The Government’s impact assessment estimates that c.7,500 cases will go to arbitration and that c.1,200 arbitrators will be required to facilitate this. 

Some key questions:

Who will the arbitrator be and who pays their fee?

There is still a lack of clarity as to who the arbitrators are likely to be. They will need financial analysis skills so may be accountants, although they may also need to engage legal advice to assist with application of the Act. Application of the arbitrator’s principles – questions of affordability and viability – are not straightforward and little guidance has been given.   

The tenant, as the likely applicant, must pay the arbitrator’s fee upfront.  The fee is then split between the parties at the end, unless one party has behaved unreasonably, in which case the arbitrator has a discretion to deal with the matter of his or her fees, but importantly has no wider power to deal with costs in the arbitration generally.  

What is the position for tenants with multiple premises; how does the Act deal with that in terms of the arbitration process?

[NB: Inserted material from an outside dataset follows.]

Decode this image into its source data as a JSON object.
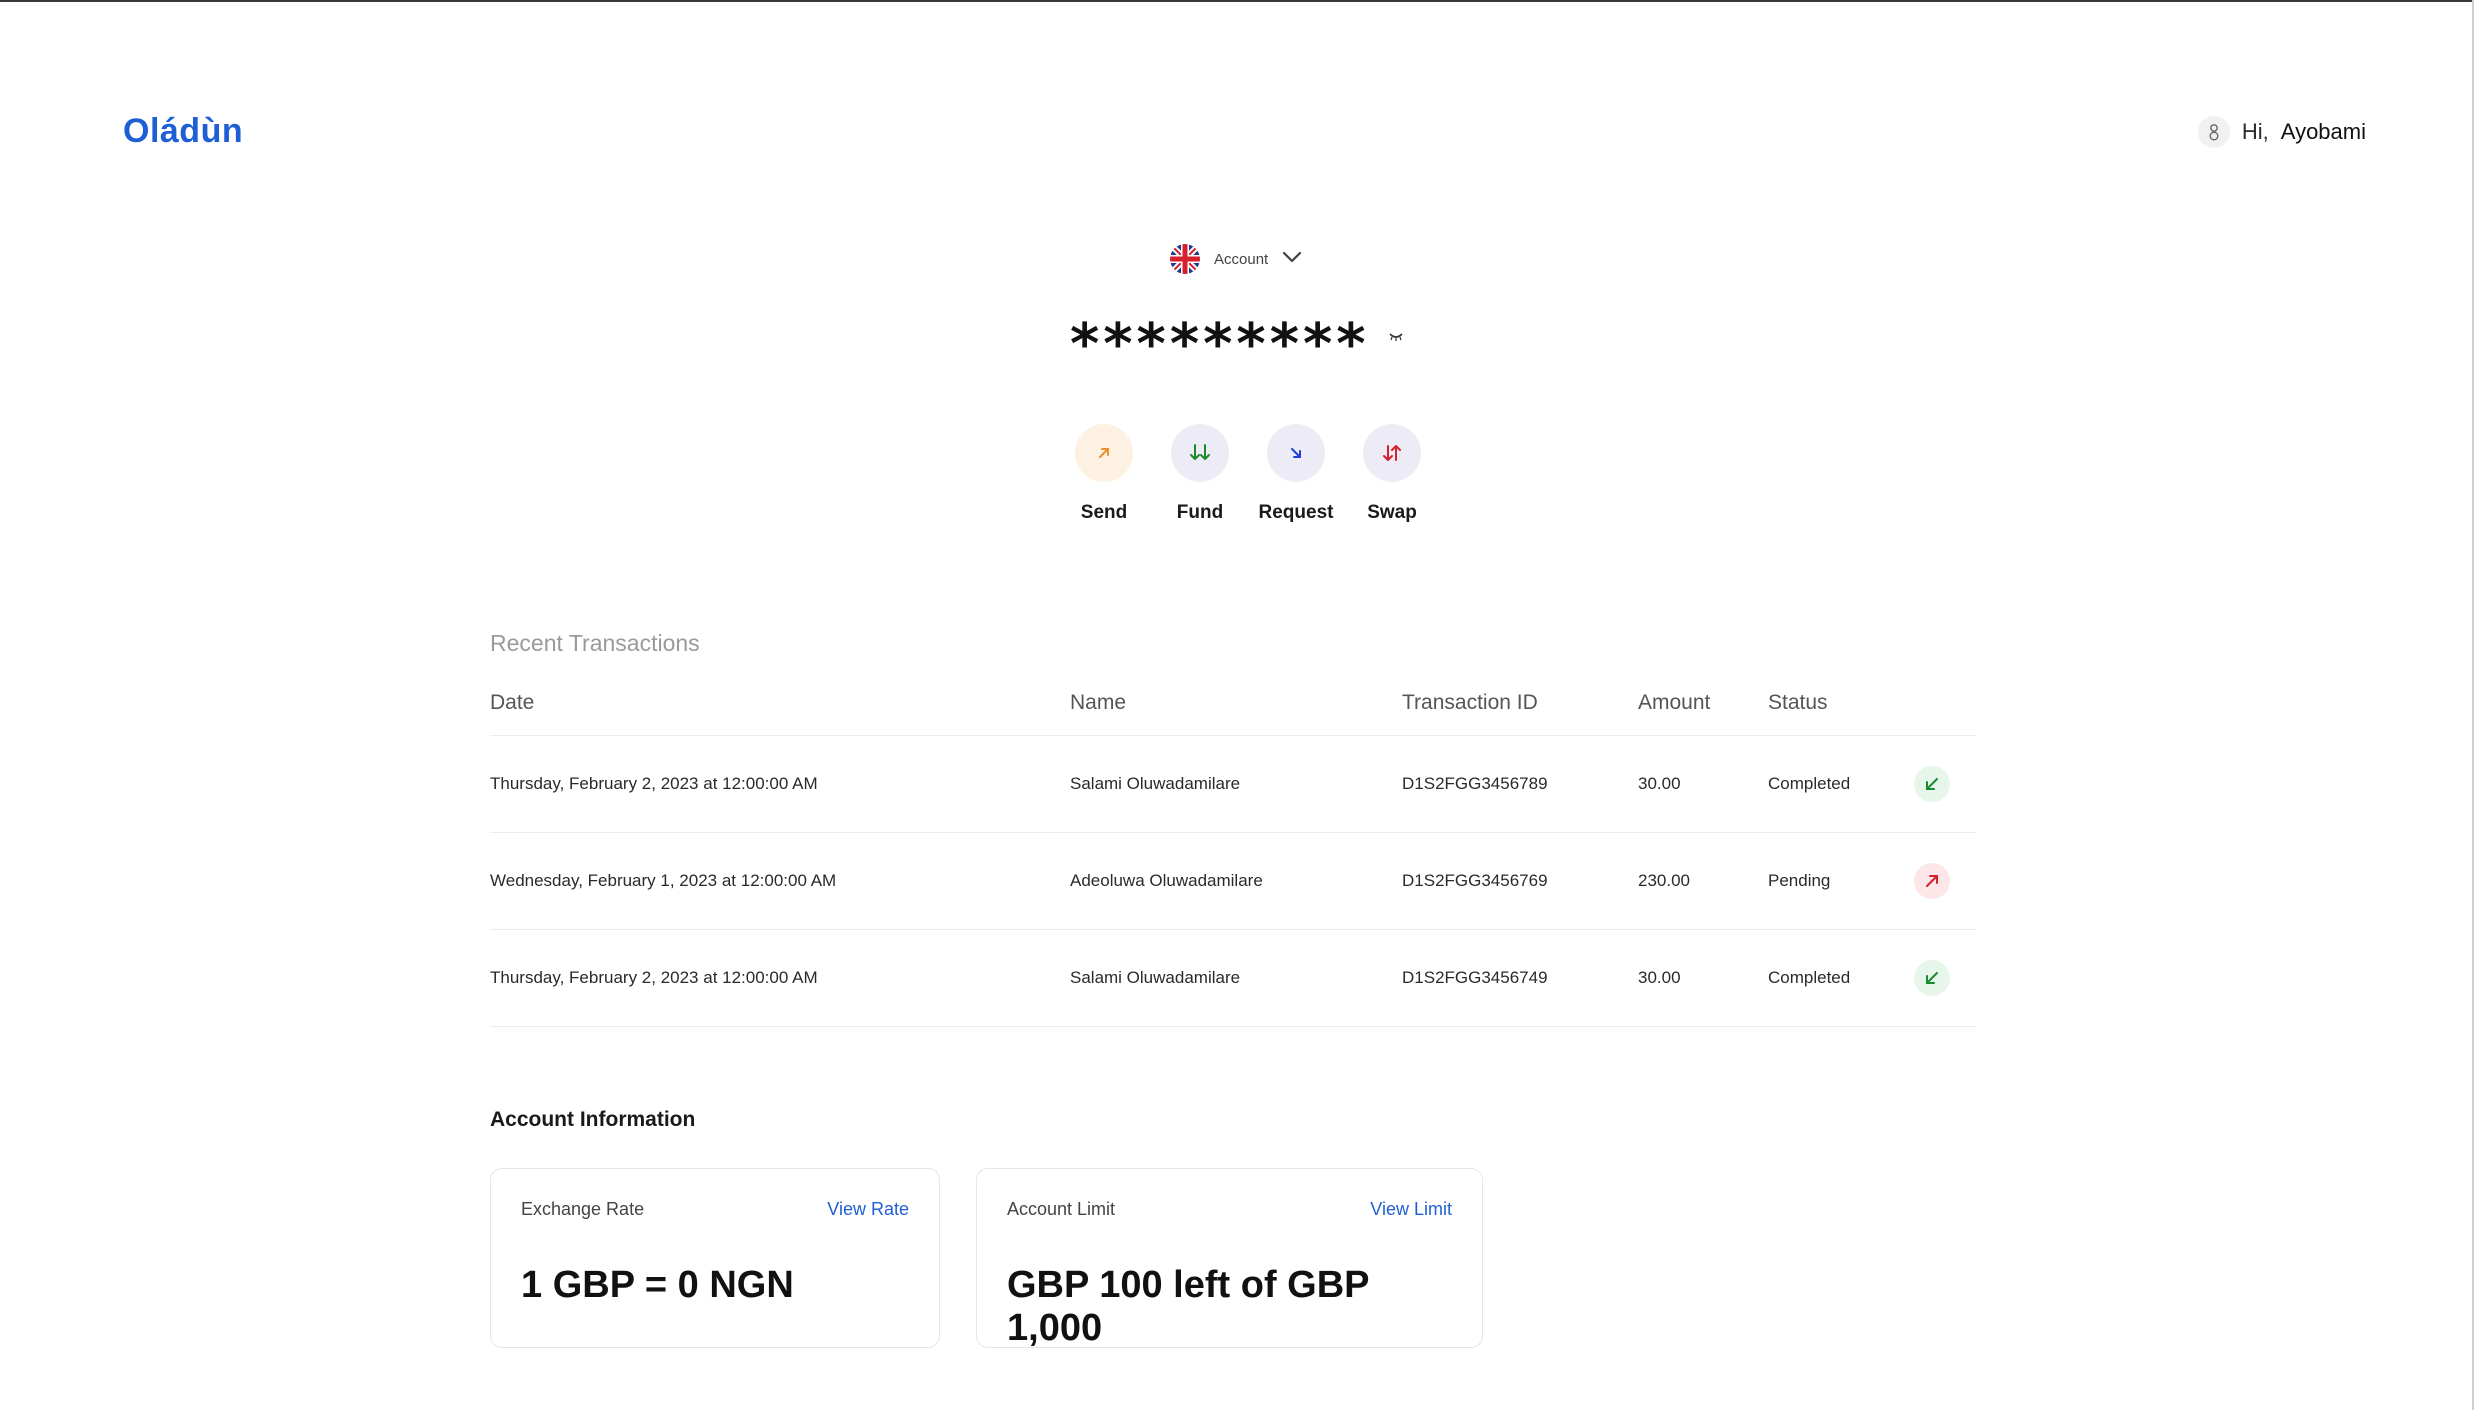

Unfortunately, in short, it doesn’t.  There may be an opportunity to consolidate arbitration proceedings, but that would require the agreement of all relevant parties.  

How do I work out the extent of a tenant’s “protected rent debt”?

Firstly, it is not just annual rent that is protected.  Protection extends to service charge, insurance, VAT, interest and rent deposit top-ups. 

Secondly, the protected rent debt is worked out by reference to a protected period.  Broadly, the protected period will be from 21 March 2020 until the last day the tenant faced restrictions. 

The Code contains a useful table which can be used to work out the last day of the protected period depending on the relevant sector:

Business sector

Relevant end date (England)

Relevant end date (Wales)

Hospitality & Nightclubs

18 July 2021

07 August 2021

Non-essential Retail

12 April 2021

07 August 2021

Garden Centres

13 May 2020

22 March 2021

Personal Care

18 July 2021

12 April 2021

Hairdressers

18 July 2021

15 March 2021

Hotels & B&Bs

18 July 2021

17 May 2021

Self-contained Tourist Accommodation

12 April 2021

27 March 2021

Indoor Leisure

18 July 2021

3 May 2021

Outdoor Sports/Leisure

29 March 2021

26 April 2021

Theatres & Cinemas

18 July 2021

17 May 2021

Large Events Venues

18 July 2021

7 August 2021

Further questions will emerge as the Act comes into force and the theory of the “binding arbitration scheme” is put into practice.   Join us for our webinar on 29 March 2022 “Returning to the new normal - Commercial Rent (Coronavirus) Act 2022” when we discuss the Act and its implications – register here.